Wtf. No. That clause prevents the government from endorsing and/or giving preference to particular religions. Given the fact that the Supreme Court has ruled that atheism is due the same protections (and restrictions) as religion, it is a violation of the First Amendment when any religion is given favor. In other words, not only is the First Amendment not to be construed in the narrow way Jack would prefer, but it has recently been expanded in a definitive direction.

Jack then goes on to cite an instance where a senior citizen center has stopped offering public prayers before meals. The reason has to do with the partial federal funding the center receives for many of the meals it provides. It isn’t at all surprising that a number of people interpret the lack of public prayer as someone telling them to not pray at all. I mean, god damn it. That’s just stupid. No one is saying “SHUT THE FUCK UP! EVERYONE STOP PRAYING!” No. They’re saying, “We aren’t going to lead any prayer as an organization because we may be acting as too much of an extension of the federal government.” It’s unclear just how the legal situation will shake out in this instance, but the position really isn’t unreasonable. But does that stop Jack? Heck no!

…collectively the state acts mindlessly in accordance with the rules and regulations it is given, not in accordance with cultural realities, or traditions, or personal sensitivities. The state is no respecter of individuals, and it’s activities reduce every situation down to the lowest common denominator – in the case of religious liberty, this lowest denominator is always state imposed secularism.

Ah, the ol’ “We’re a Christian nation!” line of thought. It doesn’t matter. The U.S. is set up to be secular and not endorse any religion.

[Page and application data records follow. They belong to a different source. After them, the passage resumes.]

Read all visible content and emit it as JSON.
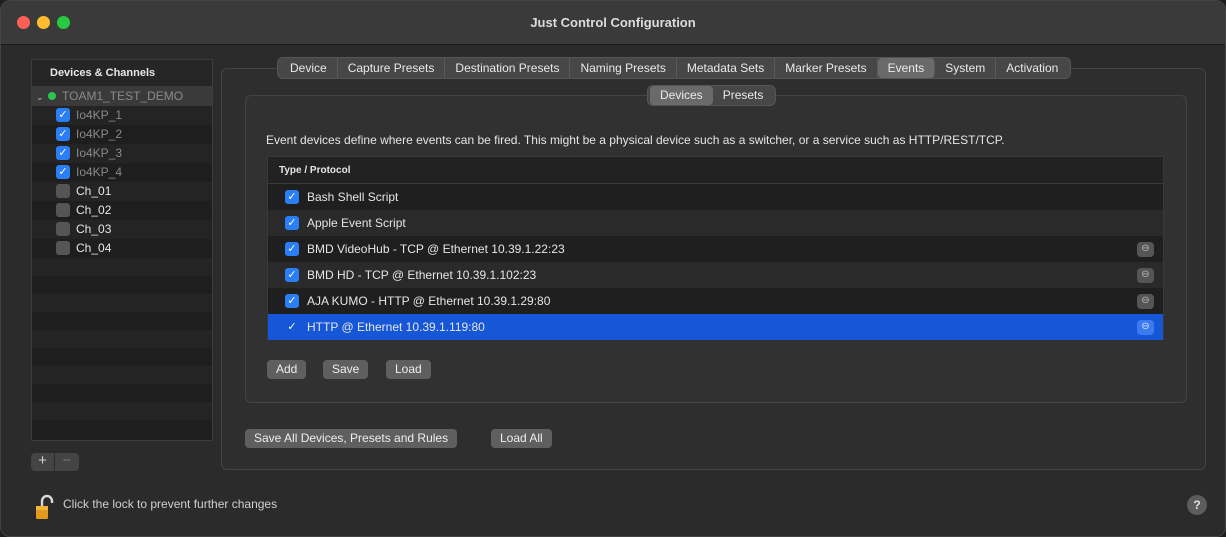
{
  "window": {
    "title": "Just Control Configuration"
  },
  "sidebar": {
    "header": "Devices & Channels",
    "root": {
      "label": "TOAM1_TEST_DEMO",
      "status_color": "#2ac64f"
    },
    "children": [
      {
        "label": "Io4KP_1",
        "checked": true
      },
      {
        "label": "Io4KP_2",
        "checked": true
      },
      {
        "label": "Io4KP_3",
        "checked": true
      },
      {
        "label": "Io4KP_4",
        "checked": true
      },
      {
        "label": "Ch_01",
        "checked": false
      },
      {
        "label": "Ch_02",
        "checked": false
      },
      {
        "label": "Ch_03",
        "checked": false
      },
      {
        "label": "Ch_04",
        "checked": false
      }
    ],
    "add_label": "+",
    "remove_label": "−"
  },
  "tabs": [
    {
      "label": "Device"
    },
    {
      "label": "Capture Presets"
    },
    {
      "label": "Destination Presets"
    },
    {
      "label": "Naming Presets"
    },
    {
      "label": "Metadata Sets"
    },
    {
      "label": "Marker Presets"
    },
    {
      "label": "Events",
      "active": true
    },
    {
      "label": "System"
    },
    {
      "label": "Activation"
    }
  ],
  "subtabs": [
    {
      "label": "Devices",
      "active": true
    },
    {
      "label": "Presets"
    }
  ],
  "events": {
    "description": "Event devices define where events can be fired. This might be a physical device such as a switcher, or a service such as HTTP/REST/TCP.",
    "column_header": "Type / Protocol",
    "rows": [
      {
        "label": "Bash Shell Script",
        "checked": true,
        "removable": false
      },
      {
        "label": "Apple Event Script",
        "checked": true,
        "removable": false
      },
      {
        "label": "BMD VideoHub - TCP @ Ethernet 10.39.1.22:23",
        "checked": true,
        "removable": true
      },
      {
        "label": "BMD HD - TCP @ Ethernet 10.39.1.102:23",
        "checked": true,
        "removable": true
      },
      {
        "label": "AJA KUMO - HTTP @ Ethernet 10.39.1.29:80",
        "checked": true,
        "removable": true
      },
      {
        "label": "HTTP @ Ethernet 10.39.1.119:80",
        "checked": true,
        "removable": true,
        "selected": true
      }
    ],
    "add_label": "Add",
    "save_label": "Save",
    "load_label": "Load"
  },
  "footer": {
    "save_all_label": "Save All Devices, Presets and Rules",
    "load_all_label": "Load All",
    "lock_text": "Click the lock to prevent further changes",
    "help_label": "?"
  },
  "colors": {
    "accent": "#2a7ef6",
    "selection": "#1557d6"
  }
}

It only imposes neutrality (something to which it does not adhere nearly enough). Now, if there was a National Day of Godlessness, it absolutely would be imposing secularism, but the fact that the government says “Pray on your own dime” does not somehow mean “SHUT THE FUCK UP! EVERYONE STOP PRAYING!”

As the state intrudes itself financially into virtually every aspect of our lives – our education, our medical needs, taking care of us in our retirement, etc – it gains the power (or claims to) to dictate to us the manner and degree of expression of our respective faiths. Whether it is limiting personal prayers shared between individuals, or, as in the example above, corporate prayers shared at a meal, the growth of government as our caretaker inevitably entails the imposition of secular restrictions on our lives.

Nope. Dead wrong, you mook. The government will not pay for you to pray. It will not pay to have others encourage you to pray. It is not an extension of your church (I mean, how could it be? It’s actually honest about wanting your money for its own personal use). Oh, and that article Jack cites? It is about a college student and professor who prayed together. Gasp! you proclaim! Why, it must have ended in the limitation of “personal prayers shared between individuals”, you declare! Why else would Jack have cited it?!

In the settlement, announced this week, the four-campus Peralta Community College District recognized the right to “non-disruptively pray on campus.” The district also agreed to remove all records of disciplinary action against the students and pay their attorneys’ fees, said Kevin Snider, a lawyer with the Pacific Justice Institute, which represented the students.

Students still won’t be allowed to lead organized prayers in class, but can pray in other campus locations “to the same extent that they may engage in any other free speech,” Snider said.

“This was a case of voluntary prayer between consenting adults,” the attorney said.

Oh, that’s right. Creationists will always lie for Jesus.